## [WHAT YOU ARE ASKED TO DO]
Every line containing the string "ассортименте" is to be copied from the records.

[INFORMATION SUPPLIED — start]

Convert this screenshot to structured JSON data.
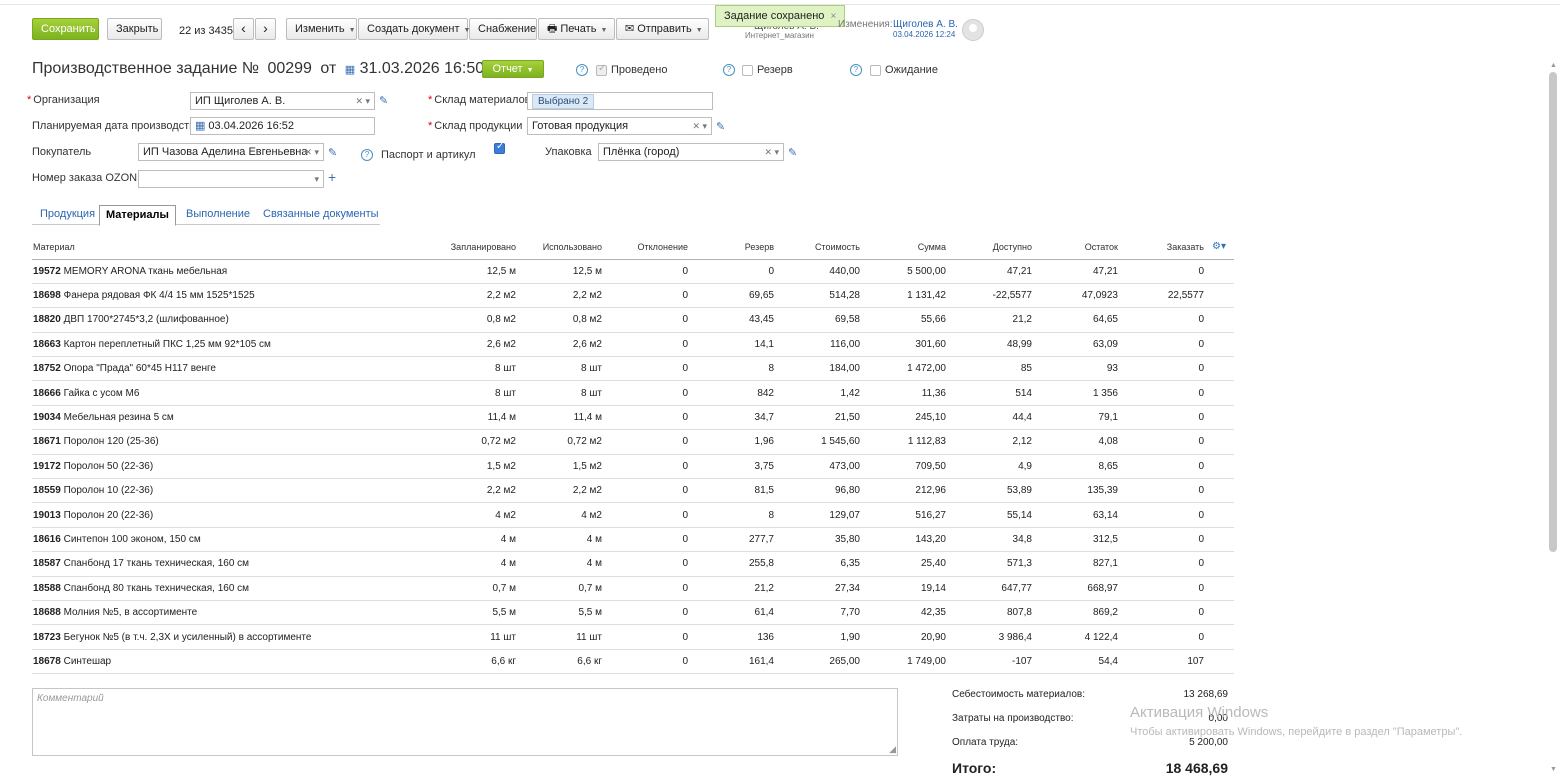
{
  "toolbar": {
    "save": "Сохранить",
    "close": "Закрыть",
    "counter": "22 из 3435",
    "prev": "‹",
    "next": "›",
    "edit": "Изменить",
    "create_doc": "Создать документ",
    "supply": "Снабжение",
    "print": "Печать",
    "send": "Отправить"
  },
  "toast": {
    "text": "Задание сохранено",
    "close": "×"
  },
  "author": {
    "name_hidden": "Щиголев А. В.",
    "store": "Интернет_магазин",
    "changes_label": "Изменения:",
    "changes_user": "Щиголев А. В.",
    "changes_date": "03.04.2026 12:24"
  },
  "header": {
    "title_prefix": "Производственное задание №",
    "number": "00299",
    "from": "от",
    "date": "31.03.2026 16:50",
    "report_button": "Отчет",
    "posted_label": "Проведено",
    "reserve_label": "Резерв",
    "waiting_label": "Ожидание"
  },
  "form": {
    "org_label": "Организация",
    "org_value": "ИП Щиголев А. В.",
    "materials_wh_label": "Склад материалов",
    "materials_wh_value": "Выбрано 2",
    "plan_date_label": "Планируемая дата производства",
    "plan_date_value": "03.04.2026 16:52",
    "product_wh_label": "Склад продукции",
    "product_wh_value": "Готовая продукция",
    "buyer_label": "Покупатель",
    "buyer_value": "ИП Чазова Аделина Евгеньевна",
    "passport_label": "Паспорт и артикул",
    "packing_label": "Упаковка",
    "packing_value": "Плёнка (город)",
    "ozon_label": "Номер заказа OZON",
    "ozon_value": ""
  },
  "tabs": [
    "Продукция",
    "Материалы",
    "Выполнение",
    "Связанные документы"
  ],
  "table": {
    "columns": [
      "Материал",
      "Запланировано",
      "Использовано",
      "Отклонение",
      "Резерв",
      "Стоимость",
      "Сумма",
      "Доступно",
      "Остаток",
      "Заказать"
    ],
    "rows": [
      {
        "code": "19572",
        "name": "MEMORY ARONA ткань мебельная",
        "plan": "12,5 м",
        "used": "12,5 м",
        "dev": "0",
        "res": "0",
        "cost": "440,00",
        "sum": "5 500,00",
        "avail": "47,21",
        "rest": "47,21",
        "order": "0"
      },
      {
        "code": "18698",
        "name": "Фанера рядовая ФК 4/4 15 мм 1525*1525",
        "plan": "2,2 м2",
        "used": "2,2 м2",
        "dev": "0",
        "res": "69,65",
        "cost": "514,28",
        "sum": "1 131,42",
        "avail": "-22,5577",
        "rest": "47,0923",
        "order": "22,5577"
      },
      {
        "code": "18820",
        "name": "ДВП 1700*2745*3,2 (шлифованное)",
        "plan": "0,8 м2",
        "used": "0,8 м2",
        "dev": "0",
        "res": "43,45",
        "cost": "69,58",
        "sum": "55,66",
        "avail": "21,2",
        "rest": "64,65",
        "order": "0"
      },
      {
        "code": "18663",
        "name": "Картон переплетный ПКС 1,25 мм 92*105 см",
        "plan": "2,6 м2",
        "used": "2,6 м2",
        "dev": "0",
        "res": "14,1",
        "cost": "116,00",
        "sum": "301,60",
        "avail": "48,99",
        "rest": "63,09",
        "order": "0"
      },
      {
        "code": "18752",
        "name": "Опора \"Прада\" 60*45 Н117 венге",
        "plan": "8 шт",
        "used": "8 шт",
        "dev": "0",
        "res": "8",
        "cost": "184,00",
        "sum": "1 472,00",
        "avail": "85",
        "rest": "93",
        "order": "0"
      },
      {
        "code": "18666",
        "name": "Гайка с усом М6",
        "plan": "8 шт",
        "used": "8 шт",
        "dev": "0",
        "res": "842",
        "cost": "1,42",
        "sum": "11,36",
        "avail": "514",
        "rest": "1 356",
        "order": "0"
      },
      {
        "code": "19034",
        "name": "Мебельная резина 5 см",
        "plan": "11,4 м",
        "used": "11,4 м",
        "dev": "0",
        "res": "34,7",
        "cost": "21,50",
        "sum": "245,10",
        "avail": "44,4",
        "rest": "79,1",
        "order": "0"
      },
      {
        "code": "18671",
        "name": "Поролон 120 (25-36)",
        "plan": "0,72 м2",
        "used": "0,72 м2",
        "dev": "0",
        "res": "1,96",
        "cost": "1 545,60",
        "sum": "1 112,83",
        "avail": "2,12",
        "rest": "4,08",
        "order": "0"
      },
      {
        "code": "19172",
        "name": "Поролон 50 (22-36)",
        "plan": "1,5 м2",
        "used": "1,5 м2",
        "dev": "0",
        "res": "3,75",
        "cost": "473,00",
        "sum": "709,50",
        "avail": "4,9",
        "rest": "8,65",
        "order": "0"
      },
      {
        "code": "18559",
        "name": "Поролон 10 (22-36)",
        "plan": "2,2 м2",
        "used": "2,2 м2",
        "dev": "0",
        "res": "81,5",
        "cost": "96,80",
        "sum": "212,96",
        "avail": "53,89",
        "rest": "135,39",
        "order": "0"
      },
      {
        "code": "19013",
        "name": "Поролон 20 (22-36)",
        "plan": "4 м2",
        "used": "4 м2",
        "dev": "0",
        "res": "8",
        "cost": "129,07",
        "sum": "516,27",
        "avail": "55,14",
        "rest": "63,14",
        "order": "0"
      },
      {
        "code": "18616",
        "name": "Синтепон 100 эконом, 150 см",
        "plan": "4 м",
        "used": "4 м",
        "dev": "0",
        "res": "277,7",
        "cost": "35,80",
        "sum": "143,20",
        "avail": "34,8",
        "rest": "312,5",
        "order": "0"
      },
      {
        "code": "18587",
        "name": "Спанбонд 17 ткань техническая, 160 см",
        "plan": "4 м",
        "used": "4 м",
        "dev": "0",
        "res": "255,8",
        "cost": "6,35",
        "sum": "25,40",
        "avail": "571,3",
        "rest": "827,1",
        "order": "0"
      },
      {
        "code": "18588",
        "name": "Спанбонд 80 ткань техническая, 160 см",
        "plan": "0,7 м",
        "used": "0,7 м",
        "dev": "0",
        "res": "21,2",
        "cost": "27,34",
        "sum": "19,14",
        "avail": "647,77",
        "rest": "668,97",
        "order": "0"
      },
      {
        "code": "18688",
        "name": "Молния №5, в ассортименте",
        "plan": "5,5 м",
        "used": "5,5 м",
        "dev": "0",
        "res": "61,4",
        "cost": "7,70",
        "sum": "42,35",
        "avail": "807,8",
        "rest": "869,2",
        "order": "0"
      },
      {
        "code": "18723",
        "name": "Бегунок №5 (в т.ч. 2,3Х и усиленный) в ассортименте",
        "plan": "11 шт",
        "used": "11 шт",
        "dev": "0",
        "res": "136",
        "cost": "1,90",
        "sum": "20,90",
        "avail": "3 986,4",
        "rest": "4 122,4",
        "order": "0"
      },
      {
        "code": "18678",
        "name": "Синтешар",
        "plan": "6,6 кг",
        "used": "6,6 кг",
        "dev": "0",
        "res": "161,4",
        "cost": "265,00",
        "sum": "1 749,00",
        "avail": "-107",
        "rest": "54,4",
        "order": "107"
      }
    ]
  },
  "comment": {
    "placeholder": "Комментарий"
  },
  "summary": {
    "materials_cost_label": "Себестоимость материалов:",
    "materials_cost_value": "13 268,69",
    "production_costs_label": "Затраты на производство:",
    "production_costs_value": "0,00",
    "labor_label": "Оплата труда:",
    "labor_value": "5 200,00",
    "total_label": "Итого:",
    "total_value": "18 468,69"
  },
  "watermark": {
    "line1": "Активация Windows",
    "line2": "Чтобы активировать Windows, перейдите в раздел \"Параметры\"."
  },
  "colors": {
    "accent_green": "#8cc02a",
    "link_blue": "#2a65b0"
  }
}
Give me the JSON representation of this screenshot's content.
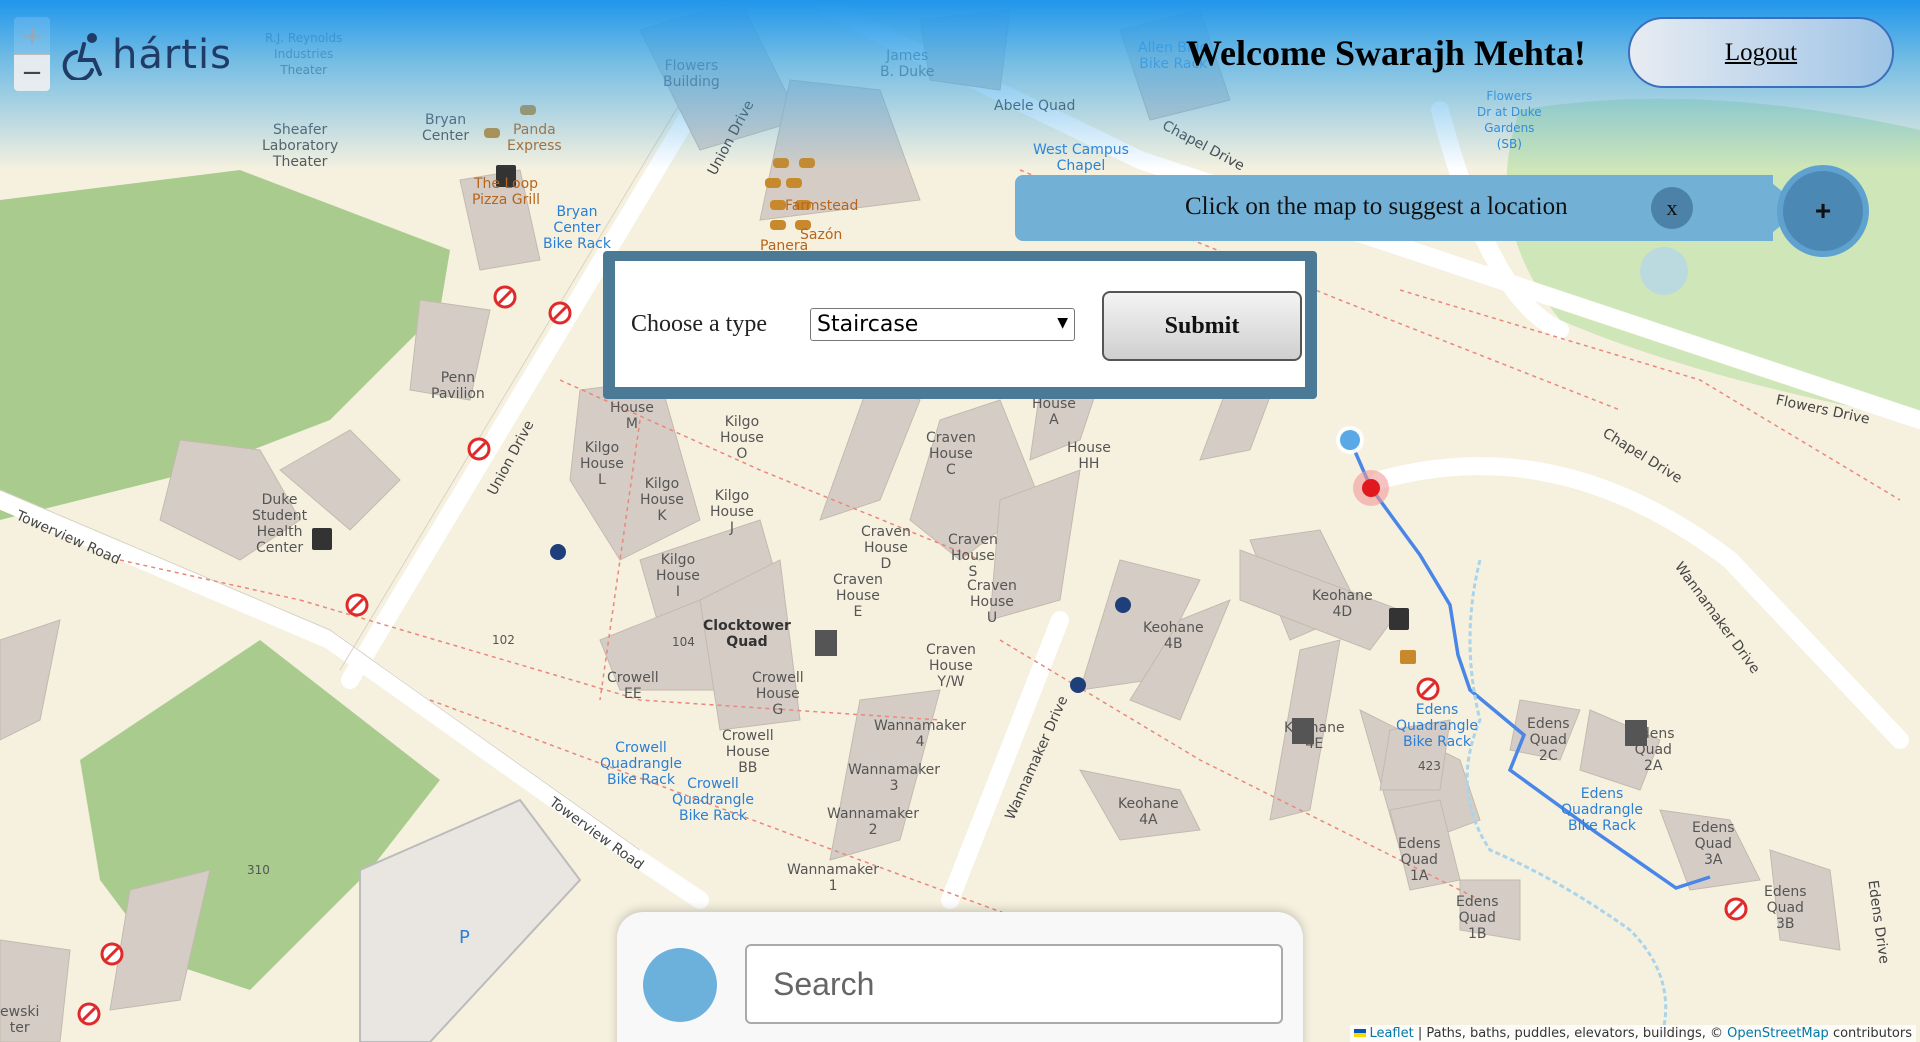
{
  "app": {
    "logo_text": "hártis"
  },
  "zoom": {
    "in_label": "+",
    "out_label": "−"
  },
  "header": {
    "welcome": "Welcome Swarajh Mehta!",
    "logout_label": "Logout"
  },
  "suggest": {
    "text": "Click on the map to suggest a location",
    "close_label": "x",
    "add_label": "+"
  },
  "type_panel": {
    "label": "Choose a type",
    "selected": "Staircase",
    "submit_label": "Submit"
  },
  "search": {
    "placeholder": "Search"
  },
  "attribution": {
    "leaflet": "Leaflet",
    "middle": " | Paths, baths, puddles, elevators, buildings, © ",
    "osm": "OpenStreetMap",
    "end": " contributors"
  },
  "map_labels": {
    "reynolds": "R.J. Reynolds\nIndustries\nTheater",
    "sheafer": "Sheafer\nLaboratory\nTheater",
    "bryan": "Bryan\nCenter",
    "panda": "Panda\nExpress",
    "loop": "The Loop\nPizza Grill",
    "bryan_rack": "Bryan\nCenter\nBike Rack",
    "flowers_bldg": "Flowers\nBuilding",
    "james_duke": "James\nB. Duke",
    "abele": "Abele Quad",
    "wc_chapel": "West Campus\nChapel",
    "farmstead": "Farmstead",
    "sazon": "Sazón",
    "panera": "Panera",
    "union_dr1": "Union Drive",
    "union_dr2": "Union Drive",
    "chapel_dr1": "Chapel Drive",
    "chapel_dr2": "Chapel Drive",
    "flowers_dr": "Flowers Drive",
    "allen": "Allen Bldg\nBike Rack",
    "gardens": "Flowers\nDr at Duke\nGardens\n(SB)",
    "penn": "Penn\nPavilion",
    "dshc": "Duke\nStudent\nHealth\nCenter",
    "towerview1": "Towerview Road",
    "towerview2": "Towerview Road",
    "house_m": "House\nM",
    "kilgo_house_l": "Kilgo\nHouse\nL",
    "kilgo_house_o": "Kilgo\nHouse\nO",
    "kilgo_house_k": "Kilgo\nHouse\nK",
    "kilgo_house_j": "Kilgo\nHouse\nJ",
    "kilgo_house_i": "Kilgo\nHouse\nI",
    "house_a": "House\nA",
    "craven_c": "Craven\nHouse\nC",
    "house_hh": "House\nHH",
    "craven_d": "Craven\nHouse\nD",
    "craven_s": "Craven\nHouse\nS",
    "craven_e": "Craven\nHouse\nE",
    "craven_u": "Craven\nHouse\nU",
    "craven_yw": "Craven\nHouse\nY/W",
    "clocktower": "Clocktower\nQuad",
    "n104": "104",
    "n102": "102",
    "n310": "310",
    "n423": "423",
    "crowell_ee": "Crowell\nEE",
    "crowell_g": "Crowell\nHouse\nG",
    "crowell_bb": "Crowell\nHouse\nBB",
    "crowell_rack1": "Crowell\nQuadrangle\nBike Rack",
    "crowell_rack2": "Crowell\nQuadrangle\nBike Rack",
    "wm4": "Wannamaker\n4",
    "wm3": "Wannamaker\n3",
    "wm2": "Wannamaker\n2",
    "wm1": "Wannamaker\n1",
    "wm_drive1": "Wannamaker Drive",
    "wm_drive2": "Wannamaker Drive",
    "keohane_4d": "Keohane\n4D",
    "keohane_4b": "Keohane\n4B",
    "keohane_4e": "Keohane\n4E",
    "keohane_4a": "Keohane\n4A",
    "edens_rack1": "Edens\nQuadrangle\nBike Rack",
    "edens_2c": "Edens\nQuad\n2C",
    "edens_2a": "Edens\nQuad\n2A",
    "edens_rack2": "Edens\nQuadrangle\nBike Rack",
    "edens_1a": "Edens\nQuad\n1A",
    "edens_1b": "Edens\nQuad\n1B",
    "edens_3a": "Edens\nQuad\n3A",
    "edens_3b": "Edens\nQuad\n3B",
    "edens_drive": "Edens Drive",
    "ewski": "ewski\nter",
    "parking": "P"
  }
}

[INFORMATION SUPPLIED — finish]

## [SOLVED EXERCISE]
        "name": "Молния №5, в ассортименте",
        "name": "Бегунок №5 (в т.ч. 2,3Х и усиленный) в ассортименте",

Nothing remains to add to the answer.